According to CRS, the task force’s work failed to clarify the LCS mission, or how the ship’s capabilities meet the mission’s needs. As CRS pointed out, “The original LCS program arguably had a weakness in its analytical foundation… weakness [that] may have led to some of the controversy that the program experienced in subsequent years, which in turn” led to Secretary Hagel’s review. Specifically, the Navy never fully analyzed the “capability gaps and/or mission needs” of the LCS, or if the LCS was “best or most promising way, to fill those capability gaps or mission needs.” According to CRS, the task force “apparently did not have enough time to conduct either of the two above analyses.”
Even more damning criticism came from DOT&E, which has long claimed that the LCS could not survive combat conditions. This is not simply a function of armor: survivability ratings also incorporate crew size, ship size, critical functions, and passive defense systems. Taking each of these factors into account, in 2013 DOT&E found that “LCS is not expected to be survivable in high-intensity combat,” and lacks the “survivability features necessary to conduct sustained combat operations in a major conflict as expected for the Navy’s other surface combatants.” The Navy’s SSC Task force should have addressed these issues, but according to DOT&E, the panel’s results indicate “the multimission combat capabilities and survivability design features of a modern frigate could be provided only by a new ship design or a major modification to the LCS design.”
Last week, the Navy missed its deadline for submitting an acquisition strategy for the new ships. Now the task force has not only failed to make necessary technical improvements, the Navy has failed to come up with a plan for buying those upgrades.

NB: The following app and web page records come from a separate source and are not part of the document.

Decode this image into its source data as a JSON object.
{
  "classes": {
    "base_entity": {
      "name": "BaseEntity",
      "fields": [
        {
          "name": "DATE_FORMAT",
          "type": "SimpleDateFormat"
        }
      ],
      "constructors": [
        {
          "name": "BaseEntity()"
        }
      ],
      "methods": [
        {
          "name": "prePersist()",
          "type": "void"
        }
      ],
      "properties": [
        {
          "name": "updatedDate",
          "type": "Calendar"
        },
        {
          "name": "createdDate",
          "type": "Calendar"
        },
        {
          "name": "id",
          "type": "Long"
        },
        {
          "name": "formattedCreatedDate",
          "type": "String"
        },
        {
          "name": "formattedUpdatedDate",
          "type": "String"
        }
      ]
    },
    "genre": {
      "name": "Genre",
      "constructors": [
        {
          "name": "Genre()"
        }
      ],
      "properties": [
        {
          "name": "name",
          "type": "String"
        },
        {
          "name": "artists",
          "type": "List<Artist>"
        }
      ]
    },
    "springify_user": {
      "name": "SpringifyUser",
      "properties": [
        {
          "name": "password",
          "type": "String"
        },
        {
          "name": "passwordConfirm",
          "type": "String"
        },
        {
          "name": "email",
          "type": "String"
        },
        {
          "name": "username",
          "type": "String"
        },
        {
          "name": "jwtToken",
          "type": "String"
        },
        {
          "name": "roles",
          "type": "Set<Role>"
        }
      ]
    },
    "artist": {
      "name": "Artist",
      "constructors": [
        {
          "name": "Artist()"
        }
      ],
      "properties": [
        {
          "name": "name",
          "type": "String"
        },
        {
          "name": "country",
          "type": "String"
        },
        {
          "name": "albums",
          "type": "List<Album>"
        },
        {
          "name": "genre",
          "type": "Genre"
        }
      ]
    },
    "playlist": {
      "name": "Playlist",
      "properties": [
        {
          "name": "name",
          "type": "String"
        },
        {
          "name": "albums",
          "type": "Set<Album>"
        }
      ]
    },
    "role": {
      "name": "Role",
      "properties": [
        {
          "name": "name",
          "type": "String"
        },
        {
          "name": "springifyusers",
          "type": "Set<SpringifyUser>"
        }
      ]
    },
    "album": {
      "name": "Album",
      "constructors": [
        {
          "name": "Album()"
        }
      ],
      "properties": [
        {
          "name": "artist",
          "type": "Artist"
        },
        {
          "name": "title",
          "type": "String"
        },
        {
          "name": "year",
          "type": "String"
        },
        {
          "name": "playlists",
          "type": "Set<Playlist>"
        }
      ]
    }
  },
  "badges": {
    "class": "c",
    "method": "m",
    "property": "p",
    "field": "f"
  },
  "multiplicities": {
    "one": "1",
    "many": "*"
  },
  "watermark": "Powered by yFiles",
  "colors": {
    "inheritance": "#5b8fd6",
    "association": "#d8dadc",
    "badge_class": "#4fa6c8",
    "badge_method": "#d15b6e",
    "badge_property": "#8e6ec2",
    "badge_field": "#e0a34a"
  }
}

POGO is glad to see the Senate is adopting our recommendation from our Bakers Dozen to Congress written in February, “Congress should closely examine the Navy’s new plan and pause the LCS program until the Navy can show that this ship can survive combat at a price taxpayers can afford.” Because a number of LCS are already been authorized without the frigate upgrades, Section 115 won’t impact the program before 2019. The White House has objected to the provisions, which are a step in the right direction, and should be passed.